Secondary Infertility: What it is and How to Cope
Updated: Mar 27, 2019
Have you been trying to conceive a second (or third, or fourth) child for a while without success? Chances are you have secondary infertility. Continue reading to find out more.
The causes of secondary infertility are similar to the causes of primary infertility. According to the Mayo clinic, these causes include:
Impaired sperm production, function or delivery in menFallopian tube damage, ovulation disorders, endometriosis and uterine conditions in womenComplications related to prior pregnancy or surgeryRisk factor changes for you or your partner, such as age, weight and use of certain medications
What can you Do?
There are several options to treat infertility. They are the same options we would use to treat primary infertility. Let’s go over them.
Take an inventory of your daily life. What stressors are impacting you? Try to evaluate the “bad” forms of stress in your life and figure out if you can get rid of them.
Perhaps you can delegate more at work. Ask your partner to help out more around the house. Plan a spa day with friends. Do something to alleviate your stress.
Some medications can cause infertility. Talk to your doctor about the side effects of any medications you are taking. Find out if there are fertility-safe alternatives you can take.
Health and Diet
How is your overall health? Do you exercise? Try to get at least 30 minutes of exercise every day. Take a close look at your diet and make sure you are eating plenty of fresh fruits and vegetables, lean proteins, and whole grains.

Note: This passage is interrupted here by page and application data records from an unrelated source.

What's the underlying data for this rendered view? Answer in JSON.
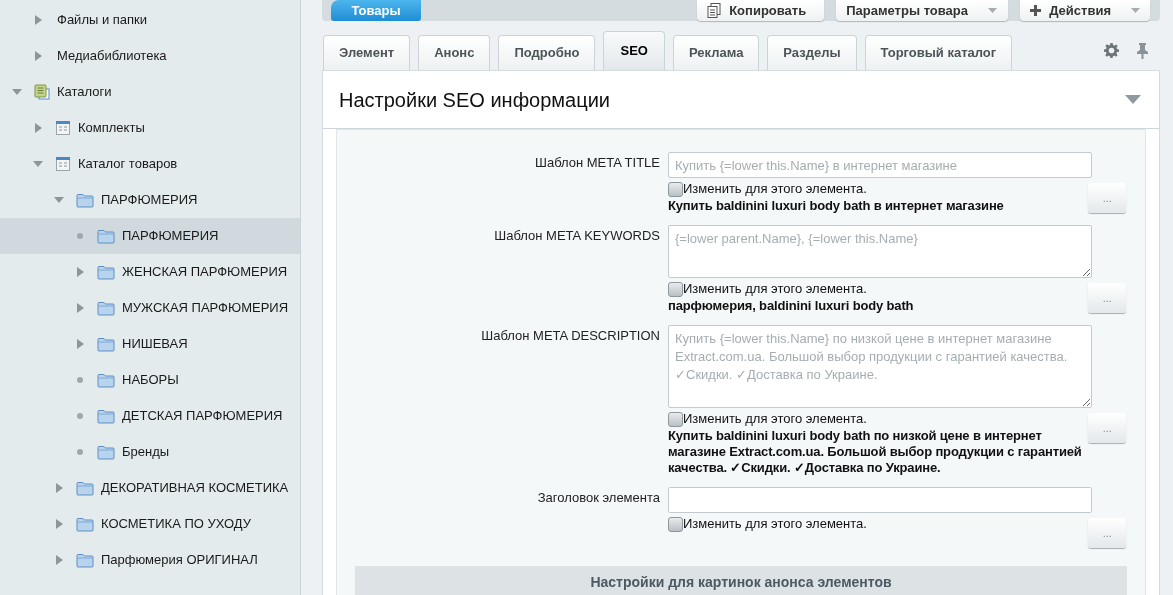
{
  "sidebar": {
    "items": [
      {
        "label": "Файлы и папки",
        "kind": "plain",
        "expanded": false,
        "selected": false
      },
      {
        "label": "Медиабиблиотека",
        "kind": "plain",
        "expanded": false,
        "selected": false
      },
      {
        "label": "Каталоги",
        "kind": "catalog",
        "expanded": true,
        "selected": false,
        "children": [
          {
            "label": "Комплекты",
            "kind": "list",
            "expanded": false,
            "selected": false
          },
          {
            "label": "Каталог товаров",
            "kind": "list",
            "expanded": true,
            "selected": false,
            "children": [
              {
                "label": "ПАРФЮМЕРИЯ",
                "kind": "folder",
                "expanded": true,
                "selected": false,
                "children": [
                  {
                    "label": "ПАРФЮМЕРИЯ",
                    "kind": "folder",
                    "selected": true
                  },
                  {
                    "label": "ЖЕНСКАЯ ПАРФЮМЕРИЯ",
                    "kind": "folder",
                    "expanded": false,
                    "selected": false
                  },
                  {
                    "label": "МУЖСКАЯ ПАРФЮМЕРИЯ",
                    "kind": "folder",
                    "expanded": false,
                    "selected": false
                  },
                  {
                    "label": "НИШЕВАЯ",
                    "kind": "folder",
                    "expanded": false,
                    "selected": false
                  },
                  {
                    "label": "НАБОРЫ",
                    "kind": "folder",
                    "selected": false
                  },
                  {
                    "label": "ДЕТСКАЯ ПАРФЮМЕРИЯ",
                    "kind": "folder",
                    "selected": false
                  },
                  {
                    "label": "Бренды",
                    "kind": "folder",
                    "selected": false
                  }
                ]
              },
              {
                "label": "ДЕКОРАТИВНАЯ КОСМЕТИКА",
                "kind": "folder",
                "expanded": false,
                "selected": false
              },
              {
                "label": "КОСМЕТИКА ПО УХОДУ",
                "kind": "folder",
                "expanded": false,
                "selected": false
              },
              {
                "label": "Парфюмерия ОРИГИНАЛ",
                "kind": "folder",
                "expanded": false,
                "selected": false
              }
            ]
          }
        ]
      }
    ]
  },
  "toolbar": {
    "back_button": "Товары",
    "buttons": [
      {
        "label": "Копировать",
        "kind": "copy",
        "dropdown": false
      },
      {
        "label": "Параметры товара",
        "kind": "plain",
        "dropdown": true
      },
      {
        "label": "Действия",
        "kind": "add",
        "dropdown": true
      }
    ]
  },
  "tabs": [
    {
      "label": "Элемент",
      "selected": false
    },
    {
      "label": "Анонс",
      "selected": false
    },
    {
      "label": "Подробно",
      "selected": false
    },
    {
      "label": "SEO",
      "selected": true
    },
    {
      "label": "Реклама",
      "selected": false
    },
    {
      "label": "Разделы",
      "selected": false
    },
    {
      "label": "Торговый каталог",
      "selected": false
    }
  ],
  "panel": {
    "title": "Настройки SEO информации",
    "fields": [
      {
        "label": "Шаблон META TITLE",
        "kind": "input",
        "placeholder": "Купить {=lower this.Name} в интернет магазине",
        "checkbox_label": "Изменить для этого элемента.",
        "checked": false,
        "computed": "Купить baldinini luxuri body bath в интернет магазине",
        "button": "..."
      },
      {
        "label": "Шаблон META KEYWORDS",
        "kind": "textarea",
        "placeholder": "{=lower parent.Name}, {=lower this.Name}",
        "checkbox_label": "Изменить для этого элемента.",
        "checked": false,
        "computed": "парфюмерия, baldinini luxuri body bath",
        "button": "..."
      },
      {
        "label": "Шаблон META DESCRIPTION",
        "kind": "tall_textarea",
        "placeholder": "Купить {=lower this.Name} по низкой цене в интернет магазине Extract.com.ua. Большой выбор продукции с гарантией качества. ✓Скидки. ✓Доставка по Украине.",
        "checkbox_label": "Изменить для этого элемента.",
        "checked": false,
        "computed": "Купить baldinini luxuri body bath по низкой цене в интернет магазине Extract.com.ua. Большой выбор продукции с гарантией качества. ✓Скидки. ✓Доставка по Украине.",
        "button": "..."
      },
      {
        "label": "Заголовок элемента",
        "kind": "input",
        "checkbox_label": "Изменить для этого элемента.",
        "checked": false,
        "button": "..."
      }
    ],
    "section_header": "Настройки для картинок анонса элементов"
  }
}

You should include a prenatal vitamin with folic acid while you are trying to get pregnant.
If you are under 35 and have been trying to conceive for one year or more, or 35 & over and trying to conceive for 6 months, you should see a fertility specialist. They can run tests and try to figure out why you are unable to get pregnant.
If the fertility specialist discovers that you are, indeed, having secondary infertility, they might suggest IVF. To read more about the process of IVF, check out my blog here.
Basically, you’ll take some hormones and other medications to grow your eggs, have them harvested, fertilized, and re-implanted.
There are different processes within IVF, and there is “mini-IVF” where you take no or little hormones.
If the doctor finds that you won’t be able to carry a baby to term, you have the option of surrogacy. This is where your egg and your partner’s sperm are combined outside the womb, then the embryo is implanted in the uterus of a surrogate.
A surrogate is another woman who agrees (usually by legal contract) to carry your baby for you.
If you want to grow your family and you can’t conceive, adoption is always an option. There are tons of kids out there that need a loving forever home.
I don’t know how other states do it, but here in Los Angeles, California, there is a process you go through with the Department of Children and Family Services (DCFS).
If you plan on adopting at any time, there is a combined process you go through to become a foster family that also makes you eligible to adopt.
First you become foster parents, then you have the option to adopt once a child becomes “adoptable.” It is a long, intrusive process that delves into your home life and relationships, but it’s well worth it.
Traditional Chinese herbs such as epimedium, astragalus, and peony assist the body in repairing damage and re-synchronizing and re-harmonizing itself. These herbs, and a balance of others that help with fertility, are found in Bioterra Herbs’ Female Fertility supplement.
You can buy this supplement for 30% off at CVS Pharmacy by clicking the image below.
There is also a Male Fertility companion supplement for your partner to get his reproductive system in tip-top shape for conception! Click the image to the left to purchase this product from our website.